* YOUR TASK *
Filter the listing for lines containing "active".

* EXERCISE MATERIAL *
==*==

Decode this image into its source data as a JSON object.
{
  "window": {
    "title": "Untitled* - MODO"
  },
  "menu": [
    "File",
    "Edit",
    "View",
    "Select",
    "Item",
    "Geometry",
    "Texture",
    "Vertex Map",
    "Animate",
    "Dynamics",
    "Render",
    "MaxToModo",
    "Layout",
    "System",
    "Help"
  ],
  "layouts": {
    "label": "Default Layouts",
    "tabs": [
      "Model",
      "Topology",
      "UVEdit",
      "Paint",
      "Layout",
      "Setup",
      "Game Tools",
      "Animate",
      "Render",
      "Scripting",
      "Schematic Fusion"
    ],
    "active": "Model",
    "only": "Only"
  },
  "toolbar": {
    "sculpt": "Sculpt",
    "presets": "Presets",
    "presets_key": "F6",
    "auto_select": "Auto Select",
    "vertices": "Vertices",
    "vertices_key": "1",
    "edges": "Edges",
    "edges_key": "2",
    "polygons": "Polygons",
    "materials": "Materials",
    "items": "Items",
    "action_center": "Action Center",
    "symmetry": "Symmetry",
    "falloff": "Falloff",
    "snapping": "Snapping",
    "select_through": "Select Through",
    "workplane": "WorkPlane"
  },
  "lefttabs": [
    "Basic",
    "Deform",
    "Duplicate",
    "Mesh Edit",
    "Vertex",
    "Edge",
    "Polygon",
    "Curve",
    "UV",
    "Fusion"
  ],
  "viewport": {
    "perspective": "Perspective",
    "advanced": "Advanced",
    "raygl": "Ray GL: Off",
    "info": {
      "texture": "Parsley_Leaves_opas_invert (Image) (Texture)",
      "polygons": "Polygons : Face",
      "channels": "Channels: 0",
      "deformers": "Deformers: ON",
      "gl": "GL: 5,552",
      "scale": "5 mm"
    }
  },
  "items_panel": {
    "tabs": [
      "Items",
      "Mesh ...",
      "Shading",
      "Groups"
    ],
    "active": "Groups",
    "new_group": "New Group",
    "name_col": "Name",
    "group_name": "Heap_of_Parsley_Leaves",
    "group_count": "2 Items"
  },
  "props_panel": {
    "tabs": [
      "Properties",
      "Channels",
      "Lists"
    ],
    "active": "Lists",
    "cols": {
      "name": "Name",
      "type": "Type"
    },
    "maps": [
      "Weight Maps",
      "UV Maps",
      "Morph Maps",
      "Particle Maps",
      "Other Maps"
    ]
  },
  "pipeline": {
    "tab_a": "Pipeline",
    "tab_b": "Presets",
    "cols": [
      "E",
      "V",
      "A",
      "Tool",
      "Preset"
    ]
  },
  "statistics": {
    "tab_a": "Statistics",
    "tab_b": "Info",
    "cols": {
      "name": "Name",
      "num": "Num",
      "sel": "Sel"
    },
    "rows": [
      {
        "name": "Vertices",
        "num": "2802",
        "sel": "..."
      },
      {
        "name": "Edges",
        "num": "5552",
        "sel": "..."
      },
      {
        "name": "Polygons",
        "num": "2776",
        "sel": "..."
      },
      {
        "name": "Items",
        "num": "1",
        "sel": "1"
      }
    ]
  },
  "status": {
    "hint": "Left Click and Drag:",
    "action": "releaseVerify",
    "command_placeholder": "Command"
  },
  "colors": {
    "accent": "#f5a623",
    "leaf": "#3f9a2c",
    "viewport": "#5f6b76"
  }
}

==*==

* PROBLEM SOLUTION *
    "active": "Model",
    "active": "Groups",
    "active": "Lists",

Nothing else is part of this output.